-------- Records for this task

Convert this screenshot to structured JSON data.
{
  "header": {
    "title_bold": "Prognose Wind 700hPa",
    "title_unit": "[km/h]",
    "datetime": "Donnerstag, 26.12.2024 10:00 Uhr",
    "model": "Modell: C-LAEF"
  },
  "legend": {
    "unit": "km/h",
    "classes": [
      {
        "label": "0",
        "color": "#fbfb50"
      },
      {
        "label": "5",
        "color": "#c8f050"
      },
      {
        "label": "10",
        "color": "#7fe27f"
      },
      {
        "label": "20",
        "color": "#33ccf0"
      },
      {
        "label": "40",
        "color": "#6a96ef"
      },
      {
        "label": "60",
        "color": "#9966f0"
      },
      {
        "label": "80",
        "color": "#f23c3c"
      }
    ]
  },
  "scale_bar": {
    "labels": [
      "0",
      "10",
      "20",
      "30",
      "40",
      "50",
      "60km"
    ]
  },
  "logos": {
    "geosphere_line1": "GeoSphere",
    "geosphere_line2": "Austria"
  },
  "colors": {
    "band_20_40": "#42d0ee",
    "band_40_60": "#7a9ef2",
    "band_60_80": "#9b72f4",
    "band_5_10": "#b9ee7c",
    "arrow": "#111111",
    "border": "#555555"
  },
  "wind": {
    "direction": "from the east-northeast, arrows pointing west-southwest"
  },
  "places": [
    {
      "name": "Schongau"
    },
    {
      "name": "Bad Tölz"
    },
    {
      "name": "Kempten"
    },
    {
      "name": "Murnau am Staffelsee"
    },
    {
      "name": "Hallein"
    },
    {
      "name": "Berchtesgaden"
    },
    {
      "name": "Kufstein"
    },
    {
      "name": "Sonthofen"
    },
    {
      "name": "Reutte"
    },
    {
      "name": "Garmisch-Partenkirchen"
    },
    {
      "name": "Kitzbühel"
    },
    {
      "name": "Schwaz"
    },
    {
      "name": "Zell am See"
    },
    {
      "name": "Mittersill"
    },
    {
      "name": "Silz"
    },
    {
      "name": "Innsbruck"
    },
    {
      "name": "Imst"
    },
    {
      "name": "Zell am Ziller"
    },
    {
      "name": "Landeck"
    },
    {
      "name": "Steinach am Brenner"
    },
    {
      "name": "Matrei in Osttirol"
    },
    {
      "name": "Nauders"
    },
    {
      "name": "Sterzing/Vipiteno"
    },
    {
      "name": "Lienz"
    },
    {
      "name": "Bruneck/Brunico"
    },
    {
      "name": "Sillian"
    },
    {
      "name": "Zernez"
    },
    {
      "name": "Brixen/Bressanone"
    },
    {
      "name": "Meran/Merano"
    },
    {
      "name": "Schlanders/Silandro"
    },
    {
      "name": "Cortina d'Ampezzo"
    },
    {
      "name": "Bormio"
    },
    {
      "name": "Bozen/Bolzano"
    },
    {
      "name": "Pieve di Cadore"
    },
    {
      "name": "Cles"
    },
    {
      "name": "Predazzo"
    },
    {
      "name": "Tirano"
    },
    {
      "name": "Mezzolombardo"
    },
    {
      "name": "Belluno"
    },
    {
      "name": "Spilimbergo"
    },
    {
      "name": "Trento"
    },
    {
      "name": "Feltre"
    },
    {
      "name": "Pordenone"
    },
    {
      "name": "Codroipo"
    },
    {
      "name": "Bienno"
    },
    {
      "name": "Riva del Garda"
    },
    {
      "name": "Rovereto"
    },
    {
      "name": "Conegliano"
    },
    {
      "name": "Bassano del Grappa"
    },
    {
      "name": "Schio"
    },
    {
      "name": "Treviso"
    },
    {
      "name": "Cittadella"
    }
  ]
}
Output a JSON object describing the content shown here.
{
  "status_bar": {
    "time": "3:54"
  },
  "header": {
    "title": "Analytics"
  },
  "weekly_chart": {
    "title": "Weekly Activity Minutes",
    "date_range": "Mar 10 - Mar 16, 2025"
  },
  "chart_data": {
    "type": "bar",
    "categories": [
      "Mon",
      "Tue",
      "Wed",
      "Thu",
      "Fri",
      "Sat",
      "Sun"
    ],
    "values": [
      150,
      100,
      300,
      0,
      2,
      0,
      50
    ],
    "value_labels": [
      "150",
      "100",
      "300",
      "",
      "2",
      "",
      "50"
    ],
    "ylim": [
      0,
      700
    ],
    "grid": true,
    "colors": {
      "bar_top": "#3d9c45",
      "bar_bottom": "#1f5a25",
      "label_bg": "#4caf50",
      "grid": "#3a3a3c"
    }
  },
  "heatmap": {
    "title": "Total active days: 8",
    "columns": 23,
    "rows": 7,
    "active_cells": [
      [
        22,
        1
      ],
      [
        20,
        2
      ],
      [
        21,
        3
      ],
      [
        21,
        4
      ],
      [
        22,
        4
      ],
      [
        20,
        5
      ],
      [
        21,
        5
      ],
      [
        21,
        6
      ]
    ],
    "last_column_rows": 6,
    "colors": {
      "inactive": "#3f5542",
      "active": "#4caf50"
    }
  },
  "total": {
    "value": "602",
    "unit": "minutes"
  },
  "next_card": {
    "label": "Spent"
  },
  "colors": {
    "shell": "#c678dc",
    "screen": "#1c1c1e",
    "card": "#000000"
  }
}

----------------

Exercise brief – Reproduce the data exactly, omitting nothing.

Task solution –
Convert this screenshot to structured JSON data.
{
  "header": {
    "title_bold": "Prognose Wind 700hPa",
    "title_unit": "[km/h]",
    "datetime": "Donnerstag, 26.12.2024 10:00 Uhr",
    "model": "Modell: C-LAEF"
  },
  "legend": {
    "unit": "km/h",
    "classes": [
      {
        "label": "0",
        "color": "#fbfb50"
      },
      {
        "label": "5",
        "color": "#c8f050"
      },
      {
        "label": "10",
        "color": "#7fe27f"
      },
      {
        "label": "20",
        "color": "#33ccf0"
      },
      {
        "label": "40",
        "color": "#6a96ef"
      },
      {
        "label": "60",
        "color": "#9966f0"
      },
      {
        "label": "80",
        "color": "#f23c3c"
      }
    ]
  },
  "scale_bar": {
    "labels": [
      "0",
      "10",
      "20",
      "30",
      "40",
      "50",
      "60km"
    ]
  },
  "logos": {
    "geosphere_line1": "GeoSphere",
    "geosphere_line2": "Austria"
  },
  "colors": {
    "band_20_40": "#42d0ee",
    "band_40_60": "#7a9ef2",
    "band_60_80": "#9b72f4",
    "band_5_10": "#b9ee7c",
    "arrow": "#111111",
    "border": "#555555"
  },
  "wind": {
    "direction": "from the east-northeast, arrows pointing west-southwest"
  },
  "places": [
    {
      "name": "Schongau"
    },
    {
      "name": "Bad Tölz"
    },
    {
      "name": "Kempten"
    },
    {
      "name": "Murnau am Staffelsee"
    },
    {
      "name": "Hallein"
    },
    {
      "name": "Berchtesgaden"
    },
    {
      "name": "Kufstein"
    },
    {
      "name": "Sonthofen"
    },
    {
      "name": "Reutte"
    },
    {
      "name": "Garmisch-Partenkirchen"
    },
    {
      "name": "Kitzbühel"
    },
    {
      "name": "Schwaz"
    },
    {
      "name": "Zell am See"
    },
    {
      "name": "Mittersill"
    },
    {
      "name": "Silz"
    },
    {
      "name": "Innsbruck"
    },
    {
      "name": "Imst"
    },
    {
      "name": "Zell am Ziller"
    },
    {
      "name": "Landeck"
    },
    {
      "name": "Steinach am Brenner"
    },
    {
      "name": "Matrei in Osttirol"
    },
    {
      "name": "Nauders"
    },
    {
      "name": "Sterzing/Vipiteno"
    },
    {
      "name": "Lienz"
    },
    {
      "name": "Bruneck/Brunico"
    },
    {
      "name": "Sillian"
    },
    {
      "name": "Zernez"
    },
    {
      "name": "Brixen/Bressanone"
    },
    {
      "name": "Meran/Merano"
    },
    {
      "name": "Schlanders/Silandro"
    },
    {
      "name": "Cortina d'Ampezzo"
    },
    {
      "name": "Bormio"
    },
    {
      "name": "Bozen/Bolzano"
    },
    {
      "name": "Pieve di Cadore"
    },
    {
      "name": "Cles"
    },
    {
      "name": "Predazzo"
    },
    {
      "name": "Tirano"
    },
    {
      "name": "Mezzolombardo"
    },
    {
      "name": "Belluno"
    },
    {
      "name": "Spilimbergo"
    },
    {
      "name": "Trento"
    },
    {
      "name": "Feltre"
    },
    {
      "name": "Pordenone"
    },
    {
      "name": "Codroipo"
    },
    {
      "name": "Bienno"
    },
    {
      "name": "Riva del Garda"
    },
    {
      "name": "Rovereto"
    },
    {
      "name": "Conegliano"
    },
    {
      "name": "Bassano del Grappa"
    },
    {
      "name": "Schio"
    },
    {
      "name": "Treviso"
    },
    {
      "name": "Cittadella"
    }
  ]
}
Output a JSON object describing the content shown here.
{
  "status_bar": {
    "time": "3:54"
  },
  "header": {
    "title": "Analytics"
  },
  "weekly_chart": {
    "title": "Weekly Activity Minutes",
    "date_range": "Mar 10 - Mar 16, 2025"
  },
  "chart_data": {
    "type": "bar",
    "categories": [
      "Mon",
      "Tue",
      "Wed",
      "Thu",
      "Fri",
      "Sat",
      "Sun"
    ],
    "values": [
      150,
      100,
      300,
      0,
      2,
      0,
      50
    ],
    "value_labels": [
      "150",
      "100",
      "300",
      "",
      "2",
      "",
      "50"
    ],
    "ylim": [
      0,
      700
    ],
    "grid": true,
    "colors": {
      "bar_top": "#3d9c45",
      "bar_bottom": "#1f5a25",
      "label_bg": "#4caf50",
      "grid": "#3a3a3c"
    }
  },
  "heatmap": {
    "title": "Total active days: 8",
    "columns": 23,
    "rows": 7,
    "active_cells": [
      [
        22,
        1
      ],
      [
        20,
        2
      ],
      [
        21,
        3
      ],
      [
        21,
        4
      ],
      [
        22,
        4
      ],
      [
        20,
        5
      ],
      [
        21,
        5
      ],
      [
        21,
        6
      ]
    ],
    "last_column_rows": 6,
    "colors": {
      "inactive": "#3f5542",
      "active": "#4caf50"
    }
  },
  "total": {
    "value": "602",
    "unit": "minutes"
  },
  "next_card": {
    "label": "Spent"
  },
  "colors": {
    "shell": "#c678dc",
    "screen": "#1c1c1e",
    "card": "#000000"
  }
}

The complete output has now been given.